The Watering Hole, Tuesday March 29, 2016 – Environmental News and Food Politics

THE BIG U.S.OIL BUST

“Back in 2010, the price of a barrel of Brent crude (the international oil price benchmark) topped $80. That made it profitable to extract oil from tight shale formations, which is especially costly. A drilling frenzy ensued, domestic oil production skyrocketed, oil companies raked in profits and oil patch communities prospered.

But all that new oil on the market, plus China’s slowing economic growth, began to dampen oil prices in the summer of 2014. Instead of curtailing production to keep prices afloat, OPEC’s leaders launched a thinly veiled price war, clearly aimed at putting U.S. producers out of business. Here are some indicators that OPEC won the war.”

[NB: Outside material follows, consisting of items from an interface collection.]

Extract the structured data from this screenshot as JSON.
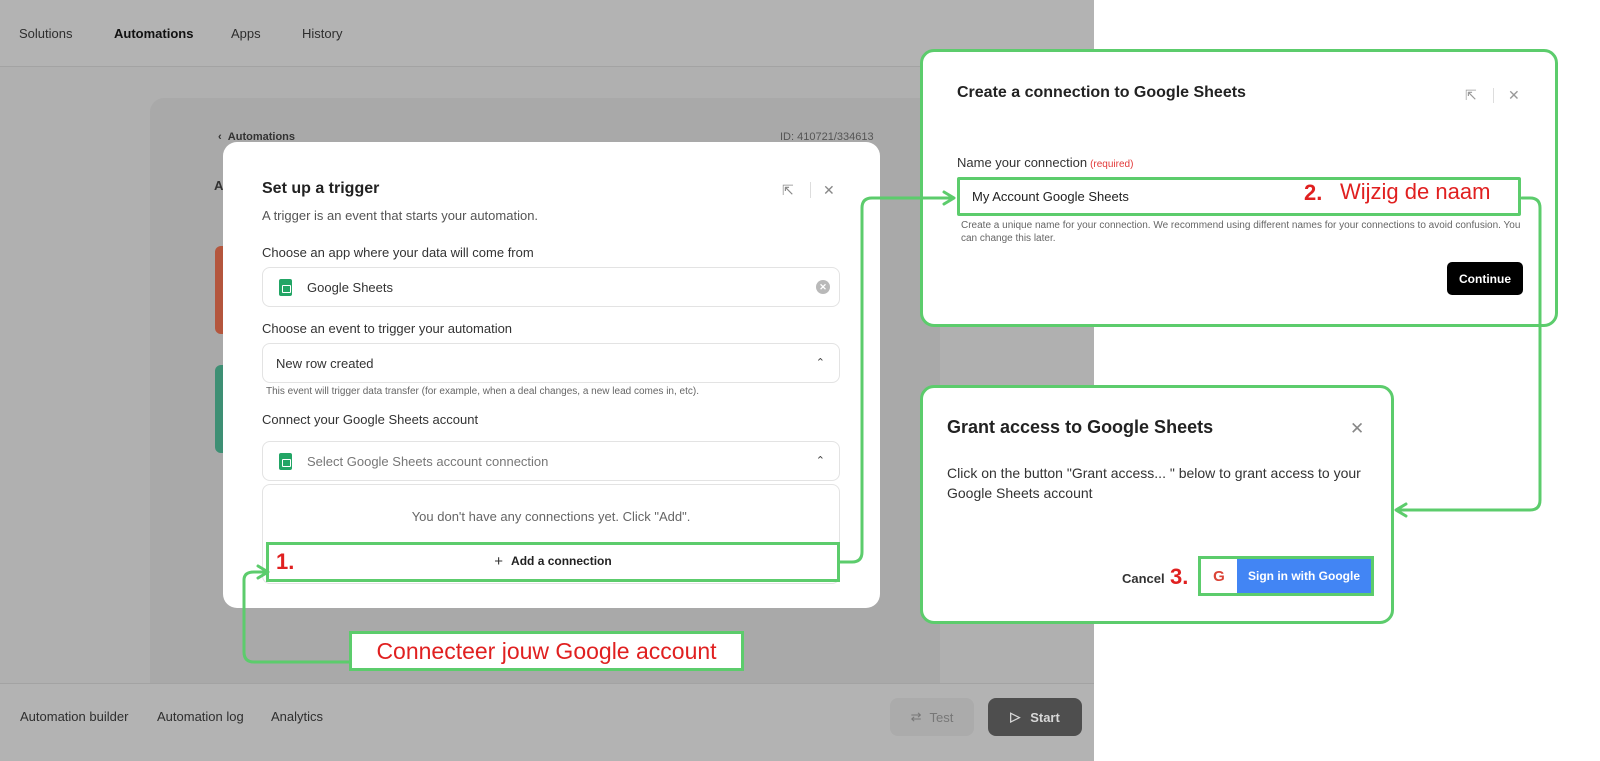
{
  "nav": {
    "items": [
      "Solutions",
      "Automations",
      "Apps",
      "History"
    ],
    "active": "Automations"
  },
  "background": {
    "back_label": "Automations",
    "id_label": "ID: 410721/334613",
    "heading_initial": "A"
  },
  "bottom_bar": {
    "tabs": [
      "Automation builder",
      "Automation log",
      "Analytics"
    ],
    "test_label": "Test",
    "start_label": "Start"
  },
  "trigger_modal": {
    "title": "Set up a trigger",
    "subtitle": "A trigger is an event that starts your automation.",
    "app_label": "Choose an app where your data will come from",
    "app_value": "Google Sheets",
    "event_label": "Choose an event to trigger your automation",
    "event_value": "New row created",
    "event_hint": "This event will trigger data transfer (for example, when a deal changes, a new lead comes in, etc).",
    "account_label": "Connect your Google Sheets account",
    "account_placeholder": "Select Google Sheets account connection",
    "empty_text": "You don't have any connections yet. Click \"Add\".",
    "add_connection_label": "Add a connection"
  },
  "connection_modal": {
    "title": "Create a connection to Google Sheets",
    "name_label": "Name your connection",
    "required_label": "(required)",
    "name_value": "My Account Google Sheets",
    "help_text": "Create a unique name for your connection. We recommend using different names for your connections to avoid confusion. You can change this later.",
    "continue_label": "Continue"
  },
  "grant_modal": {
    "title": "Grant access to Google Sheets",
    "body": "Click on the button \"Grant access... \" below to grant access to your Google Sheets account",
    "cancel_label": "Cancel",
    "google_logo": "G",
    "google_label": "Sign in with Google"
  },
  "annotations": {
    "step1": "1.",
    "step2": "2.",
    "step2_text": "Wijzig de naam",
    "step3": "3.",
    "connect_text": "Connecteer jouw Google account"
  },
  "colors": {
    "annotation_green": "#5ccc6c",
    "annotation_red": "#e02020",
    "google_blue": "#4285f4",
    "sheets_green": "#22a565"
  }
}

Oil bust – A red state phenomenon. Will this affect 2016 elections?